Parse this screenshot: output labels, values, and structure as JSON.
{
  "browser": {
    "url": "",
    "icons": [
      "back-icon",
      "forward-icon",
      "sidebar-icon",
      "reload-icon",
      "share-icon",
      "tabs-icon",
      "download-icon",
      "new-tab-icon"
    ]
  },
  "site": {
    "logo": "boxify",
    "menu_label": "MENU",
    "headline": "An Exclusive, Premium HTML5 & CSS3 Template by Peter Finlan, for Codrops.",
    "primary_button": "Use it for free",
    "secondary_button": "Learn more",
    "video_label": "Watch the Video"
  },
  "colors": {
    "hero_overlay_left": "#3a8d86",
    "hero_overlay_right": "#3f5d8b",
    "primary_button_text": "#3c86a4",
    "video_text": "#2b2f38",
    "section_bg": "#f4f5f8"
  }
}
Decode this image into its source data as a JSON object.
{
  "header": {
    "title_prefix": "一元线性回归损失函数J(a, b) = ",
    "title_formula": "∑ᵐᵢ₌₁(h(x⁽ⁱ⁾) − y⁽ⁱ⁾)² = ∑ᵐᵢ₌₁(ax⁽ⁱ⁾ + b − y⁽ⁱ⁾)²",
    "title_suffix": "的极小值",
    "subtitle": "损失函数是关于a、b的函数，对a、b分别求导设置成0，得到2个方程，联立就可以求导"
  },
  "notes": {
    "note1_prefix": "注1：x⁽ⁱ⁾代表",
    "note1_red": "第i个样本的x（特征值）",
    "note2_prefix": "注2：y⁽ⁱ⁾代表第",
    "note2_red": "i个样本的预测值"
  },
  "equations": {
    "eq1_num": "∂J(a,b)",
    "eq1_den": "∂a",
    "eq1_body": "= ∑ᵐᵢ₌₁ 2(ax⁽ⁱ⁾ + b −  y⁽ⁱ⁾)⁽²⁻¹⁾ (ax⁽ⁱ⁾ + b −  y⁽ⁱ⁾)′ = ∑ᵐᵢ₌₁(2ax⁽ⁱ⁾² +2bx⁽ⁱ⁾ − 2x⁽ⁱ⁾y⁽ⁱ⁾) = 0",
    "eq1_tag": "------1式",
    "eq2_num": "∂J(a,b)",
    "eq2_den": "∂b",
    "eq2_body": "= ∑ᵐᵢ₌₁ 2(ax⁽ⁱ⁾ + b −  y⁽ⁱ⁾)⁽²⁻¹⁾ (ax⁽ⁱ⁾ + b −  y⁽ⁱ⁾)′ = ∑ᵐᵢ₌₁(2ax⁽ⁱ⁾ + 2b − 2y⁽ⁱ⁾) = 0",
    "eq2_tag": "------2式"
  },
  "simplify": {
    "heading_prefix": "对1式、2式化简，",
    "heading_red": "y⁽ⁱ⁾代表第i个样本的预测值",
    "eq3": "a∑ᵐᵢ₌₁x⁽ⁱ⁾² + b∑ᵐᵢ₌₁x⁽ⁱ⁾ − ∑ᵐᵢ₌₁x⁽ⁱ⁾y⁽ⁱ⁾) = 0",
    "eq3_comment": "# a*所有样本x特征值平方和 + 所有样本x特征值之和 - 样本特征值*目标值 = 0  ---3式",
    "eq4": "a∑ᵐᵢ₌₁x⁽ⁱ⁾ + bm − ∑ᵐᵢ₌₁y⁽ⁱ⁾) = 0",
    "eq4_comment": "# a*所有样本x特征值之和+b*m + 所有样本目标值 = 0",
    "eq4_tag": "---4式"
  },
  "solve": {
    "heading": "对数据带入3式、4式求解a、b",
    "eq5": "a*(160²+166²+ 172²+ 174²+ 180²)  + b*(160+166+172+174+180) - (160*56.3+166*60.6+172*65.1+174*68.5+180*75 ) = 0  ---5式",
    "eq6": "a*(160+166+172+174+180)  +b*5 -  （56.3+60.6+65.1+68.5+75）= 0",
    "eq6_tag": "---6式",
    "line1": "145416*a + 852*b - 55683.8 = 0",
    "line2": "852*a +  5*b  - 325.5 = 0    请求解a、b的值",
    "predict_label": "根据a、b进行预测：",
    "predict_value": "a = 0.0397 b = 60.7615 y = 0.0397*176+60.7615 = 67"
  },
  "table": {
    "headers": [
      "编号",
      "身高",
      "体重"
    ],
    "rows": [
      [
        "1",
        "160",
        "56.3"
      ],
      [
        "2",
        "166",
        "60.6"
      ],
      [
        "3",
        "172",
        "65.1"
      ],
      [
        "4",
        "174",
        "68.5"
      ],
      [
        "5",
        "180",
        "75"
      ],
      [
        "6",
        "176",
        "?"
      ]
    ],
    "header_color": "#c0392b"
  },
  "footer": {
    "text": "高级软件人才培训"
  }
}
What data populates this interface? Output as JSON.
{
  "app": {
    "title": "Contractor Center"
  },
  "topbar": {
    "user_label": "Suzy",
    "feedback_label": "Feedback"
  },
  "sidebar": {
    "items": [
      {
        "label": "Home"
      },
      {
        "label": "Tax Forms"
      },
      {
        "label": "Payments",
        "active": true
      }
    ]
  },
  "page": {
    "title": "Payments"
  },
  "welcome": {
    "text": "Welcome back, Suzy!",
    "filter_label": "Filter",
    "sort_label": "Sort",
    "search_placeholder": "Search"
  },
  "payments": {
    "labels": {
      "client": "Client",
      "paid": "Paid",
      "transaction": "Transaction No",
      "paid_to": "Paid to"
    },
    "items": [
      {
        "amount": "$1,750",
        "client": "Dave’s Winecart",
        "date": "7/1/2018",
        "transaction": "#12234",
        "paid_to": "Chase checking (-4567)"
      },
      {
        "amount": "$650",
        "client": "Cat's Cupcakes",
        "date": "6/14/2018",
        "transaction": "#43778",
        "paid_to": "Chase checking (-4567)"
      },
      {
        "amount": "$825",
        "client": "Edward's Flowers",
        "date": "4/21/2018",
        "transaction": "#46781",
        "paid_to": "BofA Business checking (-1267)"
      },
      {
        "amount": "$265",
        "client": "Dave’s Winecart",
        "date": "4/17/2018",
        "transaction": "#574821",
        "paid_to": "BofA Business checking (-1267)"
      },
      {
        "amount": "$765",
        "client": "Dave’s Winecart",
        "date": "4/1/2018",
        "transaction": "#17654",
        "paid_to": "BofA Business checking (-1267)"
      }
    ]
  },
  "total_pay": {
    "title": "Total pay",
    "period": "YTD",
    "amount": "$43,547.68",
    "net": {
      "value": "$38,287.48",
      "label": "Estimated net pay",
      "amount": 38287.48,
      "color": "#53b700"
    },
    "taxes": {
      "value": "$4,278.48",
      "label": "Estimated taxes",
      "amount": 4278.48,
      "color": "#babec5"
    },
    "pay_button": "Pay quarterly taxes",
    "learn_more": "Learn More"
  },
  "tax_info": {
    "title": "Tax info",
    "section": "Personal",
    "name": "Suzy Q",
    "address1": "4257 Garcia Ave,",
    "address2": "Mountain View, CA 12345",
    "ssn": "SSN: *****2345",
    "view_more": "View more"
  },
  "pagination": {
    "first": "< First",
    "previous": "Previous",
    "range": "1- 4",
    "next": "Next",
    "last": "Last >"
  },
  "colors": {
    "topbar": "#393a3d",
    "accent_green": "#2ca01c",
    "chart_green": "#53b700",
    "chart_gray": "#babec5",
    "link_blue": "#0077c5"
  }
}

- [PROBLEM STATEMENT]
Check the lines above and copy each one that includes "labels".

- [YOUR SOLUTION]
Parse this screenshot: output labels, values, and structure as JSON.
    "labels": {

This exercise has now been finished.